At the moment Avantes has 50 active OEM accounts using 90 different configurations of spectroscopes in 19 distinct application areas. The product line is extremely modular and so the direct sales can offer a very wide range of configurations to end users. OEM sales are strong in the US and Europe, but at present the majority of the sales in Asia are direct sales to laboratory customers.

As well as its direct offices Avantes now has about 50 distributors all over the world. The company has invested a lot in training its sales people and its distributors to a relatively high level so they can get involved with the customers in getting the application to work. Many of its distributors have PhDs. In many ways the applications for the device are so wide potential customers are everywhere. The problem is covering all of them. Year on year sales have been growing at close to 30 per cent; new business opportunities are arising all the time. The company wants to offer a customer service rather than a quick telephone sale and it makes sure that even those answering the phone have enough knowledge to help a customer. There are many variations, particularly in the gratings, that require a detailed knowledge of performance.

Oderkerk says: ‘There are many parameters involved and there are very few people around who know how to sell the correct spectrometer to an OEM customer. What is important is to know the limitations of the technology and not just say “yeah, we can do that”.’
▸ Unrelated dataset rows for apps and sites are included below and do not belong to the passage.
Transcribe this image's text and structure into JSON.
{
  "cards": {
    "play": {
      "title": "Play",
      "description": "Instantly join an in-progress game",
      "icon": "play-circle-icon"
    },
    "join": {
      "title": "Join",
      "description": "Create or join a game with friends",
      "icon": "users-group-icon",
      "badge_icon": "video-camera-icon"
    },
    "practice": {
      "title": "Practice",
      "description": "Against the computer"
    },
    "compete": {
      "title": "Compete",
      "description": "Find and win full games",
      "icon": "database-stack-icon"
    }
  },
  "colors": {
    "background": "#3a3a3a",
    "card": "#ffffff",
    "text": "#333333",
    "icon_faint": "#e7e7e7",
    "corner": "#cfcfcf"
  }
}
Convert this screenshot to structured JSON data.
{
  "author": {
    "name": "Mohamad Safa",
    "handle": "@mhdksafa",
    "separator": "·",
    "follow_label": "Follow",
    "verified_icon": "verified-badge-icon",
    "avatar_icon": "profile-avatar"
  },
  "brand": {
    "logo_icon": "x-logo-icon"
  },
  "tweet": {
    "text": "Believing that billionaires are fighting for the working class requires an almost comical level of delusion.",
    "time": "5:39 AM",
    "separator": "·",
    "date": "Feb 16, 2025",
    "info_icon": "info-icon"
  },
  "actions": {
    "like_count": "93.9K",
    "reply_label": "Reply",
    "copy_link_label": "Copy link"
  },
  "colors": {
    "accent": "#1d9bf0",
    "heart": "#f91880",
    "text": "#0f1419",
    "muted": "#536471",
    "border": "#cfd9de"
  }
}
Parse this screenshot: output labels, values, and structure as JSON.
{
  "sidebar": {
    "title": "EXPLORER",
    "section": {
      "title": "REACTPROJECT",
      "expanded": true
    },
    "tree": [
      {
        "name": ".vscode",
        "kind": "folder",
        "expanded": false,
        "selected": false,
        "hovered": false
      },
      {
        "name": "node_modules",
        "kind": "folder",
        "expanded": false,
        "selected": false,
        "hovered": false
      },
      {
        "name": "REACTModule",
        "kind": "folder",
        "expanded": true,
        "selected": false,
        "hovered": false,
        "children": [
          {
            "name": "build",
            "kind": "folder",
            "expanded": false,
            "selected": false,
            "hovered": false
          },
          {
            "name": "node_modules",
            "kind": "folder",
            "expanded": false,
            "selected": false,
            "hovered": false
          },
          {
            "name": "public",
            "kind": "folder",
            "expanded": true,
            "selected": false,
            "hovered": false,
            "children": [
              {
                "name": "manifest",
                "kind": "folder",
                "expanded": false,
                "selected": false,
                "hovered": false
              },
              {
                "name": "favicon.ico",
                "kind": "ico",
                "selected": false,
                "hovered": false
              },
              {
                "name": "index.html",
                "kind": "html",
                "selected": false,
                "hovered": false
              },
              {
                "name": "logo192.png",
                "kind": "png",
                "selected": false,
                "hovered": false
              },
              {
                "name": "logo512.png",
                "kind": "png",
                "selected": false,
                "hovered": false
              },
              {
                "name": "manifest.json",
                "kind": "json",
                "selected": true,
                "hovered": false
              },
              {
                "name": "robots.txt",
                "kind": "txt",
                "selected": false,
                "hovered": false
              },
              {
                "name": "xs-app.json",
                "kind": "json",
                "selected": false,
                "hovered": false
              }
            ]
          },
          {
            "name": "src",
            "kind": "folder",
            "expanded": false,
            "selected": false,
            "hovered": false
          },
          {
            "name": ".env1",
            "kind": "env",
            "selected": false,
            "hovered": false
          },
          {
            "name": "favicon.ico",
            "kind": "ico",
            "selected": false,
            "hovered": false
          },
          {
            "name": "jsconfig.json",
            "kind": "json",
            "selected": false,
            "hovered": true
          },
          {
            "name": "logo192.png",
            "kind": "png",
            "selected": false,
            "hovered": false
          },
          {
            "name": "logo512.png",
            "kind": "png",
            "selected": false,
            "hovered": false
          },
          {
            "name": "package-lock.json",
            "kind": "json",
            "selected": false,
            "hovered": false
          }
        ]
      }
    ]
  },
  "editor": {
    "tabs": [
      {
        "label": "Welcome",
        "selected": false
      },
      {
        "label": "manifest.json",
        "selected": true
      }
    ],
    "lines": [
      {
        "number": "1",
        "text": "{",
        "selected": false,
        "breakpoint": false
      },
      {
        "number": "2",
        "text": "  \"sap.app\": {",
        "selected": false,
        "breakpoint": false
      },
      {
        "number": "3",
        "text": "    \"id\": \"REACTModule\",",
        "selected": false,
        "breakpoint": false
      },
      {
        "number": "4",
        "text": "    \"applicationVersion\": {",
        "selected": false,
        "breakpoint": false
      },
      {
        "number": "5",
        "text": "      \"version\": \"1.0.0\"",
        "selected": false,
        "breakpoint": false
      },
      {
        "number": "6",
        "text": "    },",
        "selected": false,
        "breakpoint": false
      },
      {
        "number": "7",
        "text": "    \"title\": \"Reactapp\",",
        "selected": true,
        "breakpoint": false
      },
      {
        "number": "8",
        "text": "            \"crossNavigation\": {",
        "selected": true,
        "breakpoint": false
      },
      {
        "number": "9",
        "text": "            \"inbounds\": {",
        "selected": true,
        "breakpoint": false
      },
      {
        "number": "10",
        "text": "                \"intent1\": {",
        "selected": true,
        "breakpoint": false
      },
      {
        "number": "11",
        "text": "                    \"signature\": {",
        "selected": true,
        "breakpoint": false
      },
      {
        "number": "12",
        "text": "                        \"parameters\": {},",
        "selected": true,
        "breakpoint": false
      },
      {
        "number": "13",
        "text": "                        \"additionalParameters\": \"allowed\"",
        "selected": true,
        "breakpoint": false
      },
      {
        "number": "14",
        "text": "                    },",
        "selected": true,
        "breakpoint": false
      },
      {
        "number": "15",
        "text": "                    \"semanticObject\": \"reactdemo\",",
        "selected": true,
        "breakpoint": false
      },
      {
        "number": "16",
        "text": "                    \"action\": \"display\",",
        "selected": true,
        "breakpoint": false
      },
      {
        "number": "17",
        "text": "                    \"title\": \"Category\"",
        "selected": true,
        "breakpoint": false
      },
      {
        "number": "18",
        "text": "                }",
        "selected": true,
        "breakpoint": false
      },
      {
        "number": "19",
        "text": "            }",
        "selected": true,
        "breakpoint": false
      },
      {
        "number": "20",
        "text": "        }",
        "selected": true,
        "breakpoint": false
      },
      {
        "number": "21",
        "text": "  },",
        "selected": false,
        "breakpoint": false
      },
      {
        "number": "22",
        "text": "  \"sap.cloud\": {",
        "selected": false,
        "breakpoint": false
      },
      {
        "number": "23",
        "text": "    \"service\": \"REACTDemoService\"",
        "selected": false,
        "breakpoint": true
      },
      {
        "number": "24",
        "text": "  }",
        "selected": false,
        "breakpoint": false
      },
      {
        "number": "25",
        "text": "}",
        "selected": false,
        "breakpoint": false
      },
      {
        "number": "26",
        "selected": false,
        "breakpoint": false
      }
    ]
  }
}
The fast growth of the company has put a strain on its cash flow, but Oderkerk says Avantes has been generating cash and does not need huge capital items. Despite this, it sold 51 per cent of its shares to m-u-t AG, a publicly-quoted lab equipment manufacturer based in Germany. Oderkerk says the transaction was largely an exit strategy for some of the shareholders who were approaching retirement. Oderkerk says he still has ten years to go. M-u-t has considerable manufacturing resources and mechanical engineering know-how, which will help the company as it continues to expand.

Oderkerk says: ‘In the future we will be working towards much more specific sensor systems based on the spectroscope; it needs to be built into a device where the customer just presses a button and gets an indication.

‘We also think that in the high-end process control market there will be a growing market, because so many parameters have to be measured. There is going to be a big change from taking samples and sending them to a lab to be examined, maybe taking one or two hours. People want online monitoring so they know immediately if something is wrong. They don’t want to have to throw away two hours of production.

Avantes is predicting double digit growth again for 2009, despite the difficult economic environment, partly because it is trading a very wide range of industries and partly because there are industries out there which are still ‘undiscovered countries’ as far as spectroscopy is concerned.